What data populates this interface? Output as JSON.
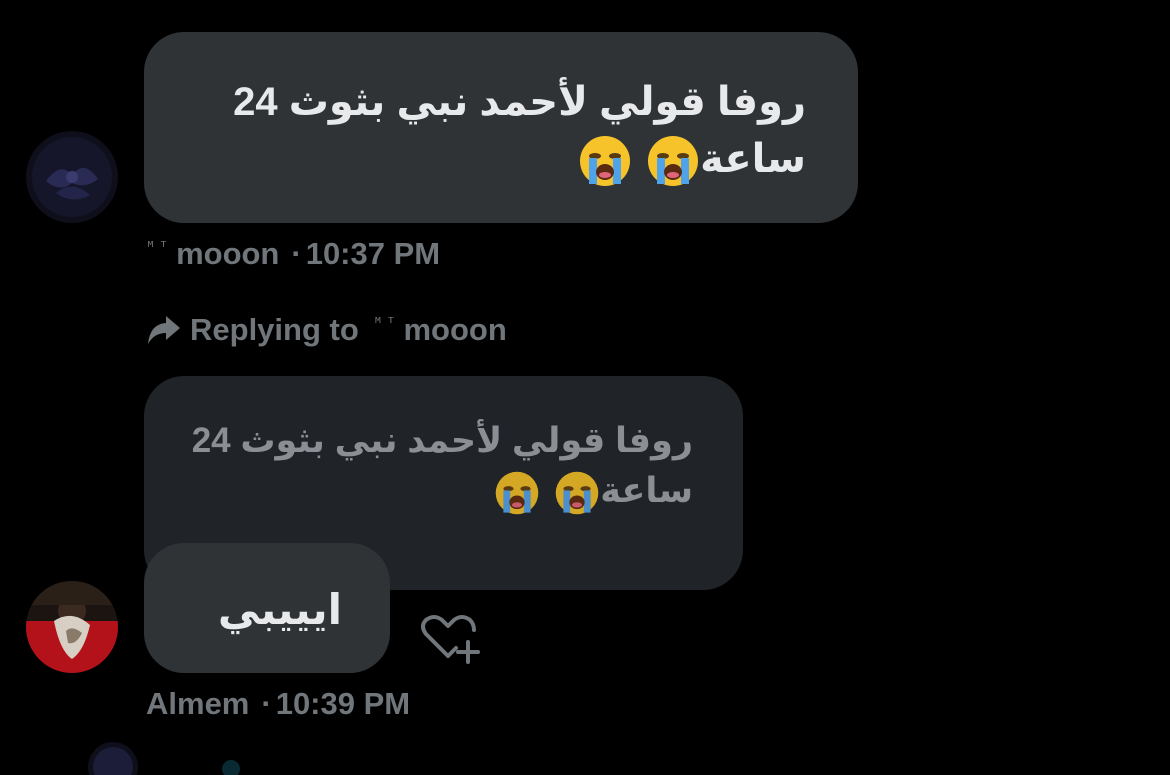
{
  "messages": [
    {
      "sender": "ᴹᵀmooon",
      "sender_badge": "ᴹᵀ",
      "sender_name": "mooon",
      "text_line1": "روفا قولي لأحمد نبي بثوث 24",
      "text_line2": "ساعة",
      "emoji_icon": "loudly-crying-face-icon",
      "emoji_count": 2,
      "time": "10:37 PM"
    },
    {
      "sender_name": "Almem",
      "replying_label": "Replying to",
      "replying_badge": "ᴹᵀ",
      "replying_name": "mooon",
      "quoted_line1": "روفا قولي لأحمد نبي بثوث 24",
      "quoted_line2": "ساعة",
      "text": "ايييبي",
      "time": "10:39 PM",
      "reaction_icon": "heart-plus-icon"
    }
  ],
  "separator": "·",
  "colors": {
    "background": "#000000",
    "bubble": "#2f3336",
    "quoted_bubble": "#202327",
    "text": "#e7e9ea",
    "muted": "#71767b"
  }
}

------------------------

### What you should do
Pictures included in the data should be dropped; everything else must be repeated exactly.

### Output of the exercise
What data populates this interface? Output as JSON.
{
  "messages": [
    {
      "sender": "ᴹᵀmooon",
      "sender_badge": "ᴹᵀ",
      "sender_name": "mooon",
      "text_line1": "روفا قولي لأحمد نبي بثوث 24",
      "text_line2": "ساعة",
      "emoji_icon": "loudly-crying-face-icon",
      "emoji_count": 2,
      "time": "10:37 PM"
    },
    {
      "sender_name": "Almem",
      "replying_label": "Replying to",
      "replying_badge": "ᴹᵀ",
      "replying_name": "mooon",
      "quoted_line1": "روفا قولي لأحمد نبي بثوث 24",
      "quoted_line2": "ساعة",
      "text": "ايييبي",
      "time": "10:39 PM",
      "reaction_icon": "heart-plus-icon"
    }
  ],
  "separator": "·",
  "colors": {
    "background": "#000000",
    "bubble": "#2f3336",
    "quoted_bubble": "#202327",
    "text": "#e7e9ea",
    "muted": "#71767b"
  }
}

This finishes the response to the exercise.